ABOUT THIS EXERCISE
For this task, copy the data that follows exactly, keeping every character.

DATA RECORDS
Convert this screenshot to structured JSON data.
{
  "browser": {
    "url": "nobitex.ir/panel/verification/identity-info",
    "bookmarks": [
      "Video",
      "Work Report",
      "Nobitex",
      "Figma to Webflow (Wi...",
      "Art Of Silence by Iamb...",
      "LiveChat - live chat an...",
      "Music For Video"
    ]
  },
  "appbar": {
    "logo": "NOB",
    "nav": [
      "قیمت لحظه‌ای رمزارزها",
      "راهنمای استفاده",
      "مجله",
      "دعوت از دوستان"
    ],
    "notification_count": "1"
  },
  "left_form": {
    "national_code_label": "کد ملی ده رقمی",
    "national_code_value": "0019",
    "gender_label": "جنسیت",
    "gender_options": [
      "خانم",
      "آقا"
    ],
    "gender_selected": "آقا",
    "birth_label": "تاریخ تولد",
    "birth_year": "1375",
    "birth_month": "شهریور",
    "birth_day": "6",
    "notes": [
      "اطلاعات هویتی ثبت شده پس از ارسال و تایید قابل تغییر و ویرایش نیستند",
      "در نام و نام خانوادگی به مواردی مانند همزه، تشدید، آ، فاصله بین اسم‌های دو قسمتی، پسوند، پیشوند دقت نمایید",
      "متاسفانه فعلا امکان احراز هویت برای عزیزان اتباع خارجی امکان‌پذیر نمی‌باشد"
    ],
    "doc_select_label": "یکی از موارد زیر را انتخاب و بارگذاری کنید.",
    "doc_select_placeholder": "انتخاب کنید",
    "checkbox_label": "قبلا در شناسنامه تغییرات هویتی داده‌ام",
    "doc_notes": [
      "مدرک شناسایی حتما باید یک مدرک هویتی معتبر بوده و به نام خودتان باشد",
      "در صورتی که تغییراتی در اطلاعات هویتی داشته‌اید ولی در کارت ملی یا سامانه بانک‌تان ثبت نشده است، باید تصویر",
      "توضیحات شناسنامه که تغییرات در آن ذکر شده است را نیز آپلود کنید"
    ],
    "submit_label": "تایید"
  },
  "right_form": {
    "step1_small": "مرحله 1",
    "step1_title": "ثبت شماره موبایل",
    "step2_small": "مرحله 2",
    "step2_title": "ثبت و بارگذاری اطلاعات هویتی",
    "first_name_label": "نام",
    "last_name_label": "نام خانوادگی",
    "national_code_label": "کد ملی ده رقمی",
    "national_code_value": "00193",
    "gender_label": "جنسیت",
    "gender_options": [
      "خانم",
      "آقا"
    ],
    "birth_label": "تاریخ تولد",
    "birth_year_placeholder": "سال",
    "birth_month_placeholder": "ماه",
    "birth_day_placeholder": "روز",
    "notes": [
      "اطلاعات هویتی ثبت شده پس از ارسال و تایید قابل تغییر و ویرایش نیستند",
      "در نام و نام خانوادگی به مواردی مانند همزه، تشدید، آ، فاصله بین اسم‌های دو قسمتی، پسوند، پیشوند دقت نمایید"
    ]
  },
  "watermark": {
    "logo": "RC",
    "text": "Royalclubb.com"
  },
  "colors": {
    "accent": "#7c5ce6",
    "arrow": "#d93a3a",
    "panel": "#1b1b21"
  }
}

ANSWER AREA
Convert this screenshot to structured JSON data.
{
  "browser": {
    "url": "nobitex.ir/panel/verification/identity-info",
    "bookmarks": [
      "Video",
      "Work Report",
      "Nobitex",
      "Figma to Webflow (Wi...",
      "Art Of Silence by Iamb...",
      "LiveChat - live chat an...",
      "Music For Video"
    ]
  },
  "appbar": {
    "logo": "NOB",
    "nav": [
      "قیمت لحظه‌ای رمزارزها",
      "راهنمای استفاده",
      "مجله",
      "دعوت از دوستان"
    ],
    "notification_count": "1"
  },
  "left_form": {
    "national_code_label": "کد ملی ده رقمی",
    "national_code_value": "0019",
    "gender_label": "جنسیت",
    "gender_options": [
      "خانم",
      "آقا"
    ],
    "gender_selected": "آقا",
    "birth_label": "تاریخ تولد",
    "birth_year": "1375",
    "birth_month": "شهریور",
    "birth_day": "6",
    "notes": [
      "اطلاعات هویتی ثبت شده پس از ارسال و تایید قابل تغییر و ویرایش نیستند",
      "در نام و نام خانوادگی به مواردی مانند همزه، تشدید، آ، فاصله بین اسم‌های دو قسمتی، پسوند، پیشوند دقت نمایید",
      "متاسفانه فعلا امکان احراز هویت برای عزیزان اتباع خارجی امکان‌پذیر نمی‌باشد"
    ],
    "doc_select_label": "یکی از موارد زیر را انتخاب و بارگذاری کنید.",
    "doc_select_placeholder": "انتخاب کنید",
    "checkbox_label": "قبلا در شناسنامه تغییرات هویتی داده‌ام",
    "doc_notes": [
      "مدرک شناسایی حتما باید یک مدرک هویتی معتبر بوده و به نام خودتان باشد",
      "در صورتی که تغییراتی در اطلاعات هویتی داشته‌اید ولی در کارت ملی یا سامانه بانک‌تان ثبت نشده است، باید تصویر",
      "توضیحات شناسنامه که تغییرات در آن ذکر شده است را نیز آپلود کنید"
    ],
    "submit_label": "تایید"
  },
  "right_form": {
    "step1_small": "مرحله 1",
    "step1_title": "ثبت شماره موبایل",
    "step2_small": "مرحله 2",
    "step2_title": "ثبت و بارگذاری اطلاعات هویتی",
    "first_name_label": "نام",
    "last_name_label": "نام خانوادگی",
    "national_code_label": "کد ملی ده رقمی",
    "national_code_value": "00193",
    "gender_label": "جنسیت",
    "gender_options": [
      "خانم",
      "آقا"
    ],
    "birth_label": "تاریخ تولد",
    "birth_year_placeholder": "سال",
    "birth_month_placeholder": "ماه",
    "birth_day_placeholder": "روز",
    "notes": [
      "اطلاعات هویتی ثبت شده پس از ارسال و تایید قابل تغییر و ویرایش نیستند",
      "در نام و نام خانوادگی به مواردی مانند همزه، تشدید، آ، فاصله بین اسم‌های دو قسمتی، پسوند، پیشوند دقت نمایید"
    ]
  },
  "watermark": {
    "logo": "RC",
    "text": "Royalclubb.com"
  },
  "colors": {
    "accent": "#7c5ce6",
    "arrow": "#d93a3a",
    "panel": "#1b1b21"
  }
}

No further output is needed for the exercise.